Figure 1 illustrates Greenplum’s Platform Extension Framework (PXF), the product’s architecture. The warehouse offers what the company calls “polymorphic storage” by which it means that data is stored in row and/or column format, or in external tables in HDFS or Amazon S3, depending on the queries you want to run. Row-based data is indexed for faster access, while columnar storage leverages Standard compression.
But query capability is extended beyond these confines as illustrated, so that you can federate queries across multiple data stores, with queries either running in the source system, or you can pull data into the warehouse. The company’s “next generation” cost-based database optimiser, called Orca (see Figure 2), introduced in 2017, knows about the location of relevant data and in federated environments can use both push-down filters and column projection to improve performance. The database employs the concept of slices, which are used in parallel for the execution of scans, joins, sorts, aggregations and so forth. A variety of indexes types are supported, including specialised ones for geospatial and text data.
Figure 2 - The architecture of Greenplum
Looking into the architecture shown in Figure 2, in more detail, the key to Greenplum’s performance is in the way that it distributes data, using a combination of vertical partitioning and segments, where segments also support redundancy for failover purposes. The product also features dynamic pipelining, in-memory query processing, workload management (significantly enhanced in the latest version, which is 6.0), automatic elastic query execution (where you spin up more resources, as required), and dynamic cluster expansion/shrink capabilities when the product is deployed in

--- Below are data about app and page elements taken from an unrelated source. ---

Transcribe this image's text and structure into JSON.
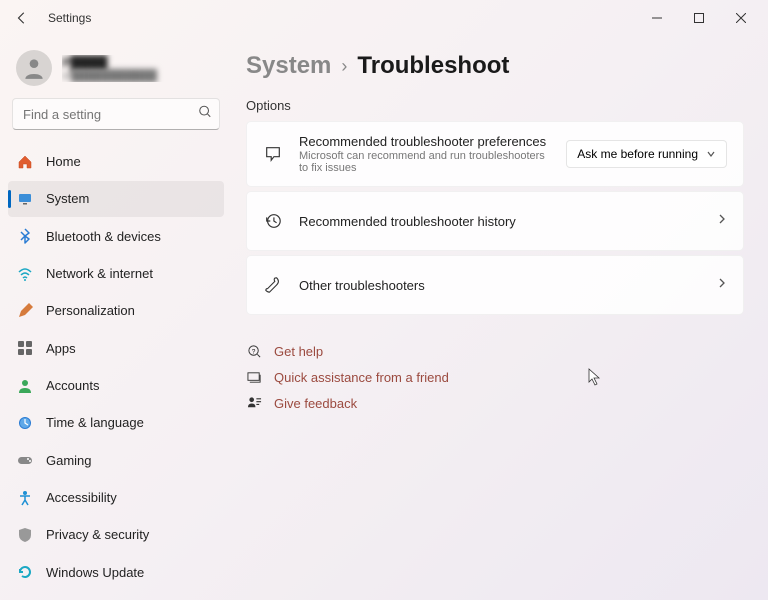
{
  "app": {
    "title": "Settings"
  },
  "profile": {
    "name": "P████",
    "email": "sr███████████"
  },
  "search": {
    "placeholder": "Find a setting"
  },
  "nav": [
    {
      "id": "home",
      "label": "Home"
    },
    {
      "id": "system",
      "label": "System",
      "active": true
    },
    {
      "id": "bluetooth",
      "label": "Bluetooth & devices"
    },
    {
      "id": "network",
      "label": "Network & internet"
    },
    {
      "id": "personalization",
      "label": "Personalization"
    },
    {
      "id": "apps",
      "label": "Apps"
    },
    {
      "id": "accounts",
      "label": "Accounts"
    },
    {
      "id": "time",
      "label": "Time & language"
    },
    {
      "id": "gaming",
      "label": "Gaming"
    },
    {
      "id": "accessibility",
      "label": "Accessibility"
    },
    {
      "id": "privacy",
      "label": "Privacy & security"
    },
    {
      "id": "update",
      "label": "Windows Update"
    }
  ],
  "breadcrumb": {
    "parent": "System",
    "sep": "›",
    "current": "Troubleshoot"
  },
  "section_label": "Options",
  "options": {
    "prefs": {
      "title": "Recommended troubleshooter preferences",
      "sub": "Microsoft can recommend and run troubleshooters to fix issues",
      "dropdown": "Ask me before running"
    },
    "history": {
      "title": "Recommended troubleshooter history"
    },
    "other": {
      "title": "Other troubleshooters"
    }
  },
  "links": {
    "help": "Get help",
    "assist": "Quick assistance from a friend",
    "feedback": "Give feedback"
  }
}
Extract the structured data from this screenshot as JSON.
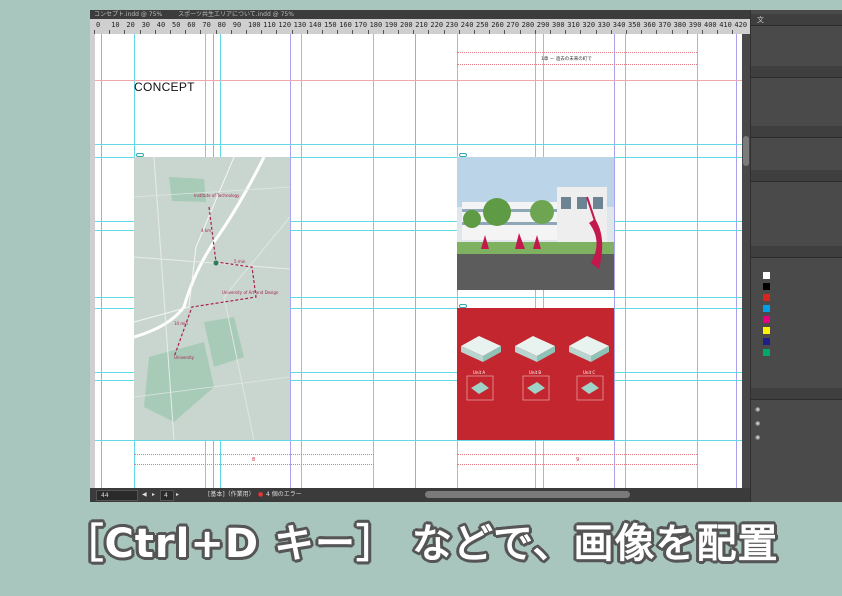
{
  "window": {
    "tabs": [
      "コンセプト.indd @ 75%",
      "スポーツ共生エリアについて.indd @ 75%"
    ]
  },
  "ruler": {
    "ticks": [
      "0",
      "10",
      "20",
      "30",
      "40",
      "50",
      "60",
      "70",
      "80",
      "90",
      "100",
      "110",
      "120",
      "130",
      "140",
      "150",
      "160",
      "170",
      "180",
      "190",
      "200",
      "210",
      "220",
      "230",
      "240",
      "250",
      "260",
      "270",
      "280",
      "290",
      "300",
      "310",
      "320",
      "330",
      "340",
      "350",
      "360",
      "370",
      "380",
      "390",
      "400",
      "410",
      "420"
    ]
  },
  "document": {
    "concept_title": "CONCEPT",
    "header_text": "1章 ー 過去の未来の町で",
    "page_numbers": [
      "8",
      "9"
    ],
    "map_labels": {
      "label1": "Institute of Technology",
      "label2": "4 km",
      "label3": "5 min",
      "label4": "University of Art and Design",
      "label5": "10 min",
      "label6": "University"
    },
    "diagram_labels": [
      "Unit A",
      "Unit B",
      "Unit C"
    ]
  },
  "statusbar": {
    "zoom": "44",
    "page_field": "4",
    "style": "[基本]（作業用）",
    "errors": "4 個のエラー"
  },
  "panel": {
    "tab_label": "文",
    "swatch_colors": [
      "#ffffff",
      "#000000",
      "#d9261c",
      "#00a0e9",
      "#e4007f",
      "#fff100",
      "#1d2088",
      "#00a968"
    ]
  },
  "caption": "［Ctrl+D キー］ などで、画像を配置",
  "colors": {
    "background": "#a8c6bd",
    "diagram_red": "#c3262f",
    "guide": "#63d8e6"
  }
}
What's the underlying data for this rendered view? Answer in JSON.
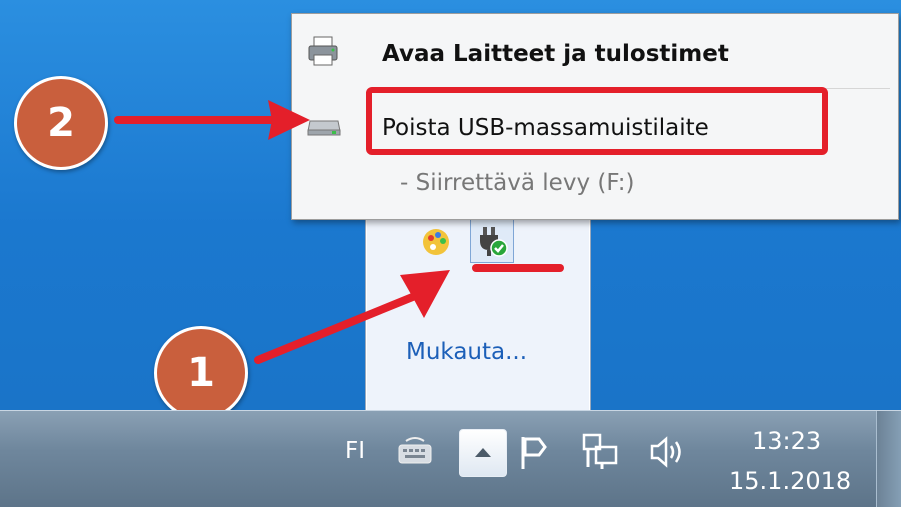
{
  "menu": {
    "open_devices_label": "Avaa Laitteet ja tulostimet",
    "eject_label": "Poista USB-massamuistilaite",
    "sub_item_label": "-   Siirrettävä levy (F:)"
  },
  "tray_popup": {
    "customize_label": "Mukauta..."
  },
  "annotations": {
    "step_1": "1",
    "step_2": "2",
    "highlight_color": "#e41f2a"
  },
  "taskbar": {
    "language": "FI",
    "time": "13:23",
    "date": "15.1.2018"
  },
  "icons": [
    "printer-icon",
    "usb-drive-icon",
    "paint-palette-icon",
    "safely-remove-hardware-icon",
    "keyboard-icon",
    "show-hidden-icons-arrow-icon",
    "action-center-flag-icon",
    "network-icon",
    "volume-icon"
  ]
}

Other noteworthy capabilities include the fact that Greenplum is ACID compliant and supports two-phase commit (with major performance improvements in the latest version of the product), connectivity with both Spark and Kafka (mapping Kafka topics to Greenplum tables on a continuous basis, with exactly once delivery), the Greenplum Command Center for database administration and management (significantly enhanced in the latest release), high availability, snapshotting to support disaster recovery, write ahead logs for improved (in version 6) stability and fault tolerance. In the latest release, the company has also made a concerted effort to reduce the need to move data. For example, it has introduced a replicated tables capability and, when querying across a third-party environment such as Amazon S3, you now only have to move required data into Greenplum rather than having to do so in bulk.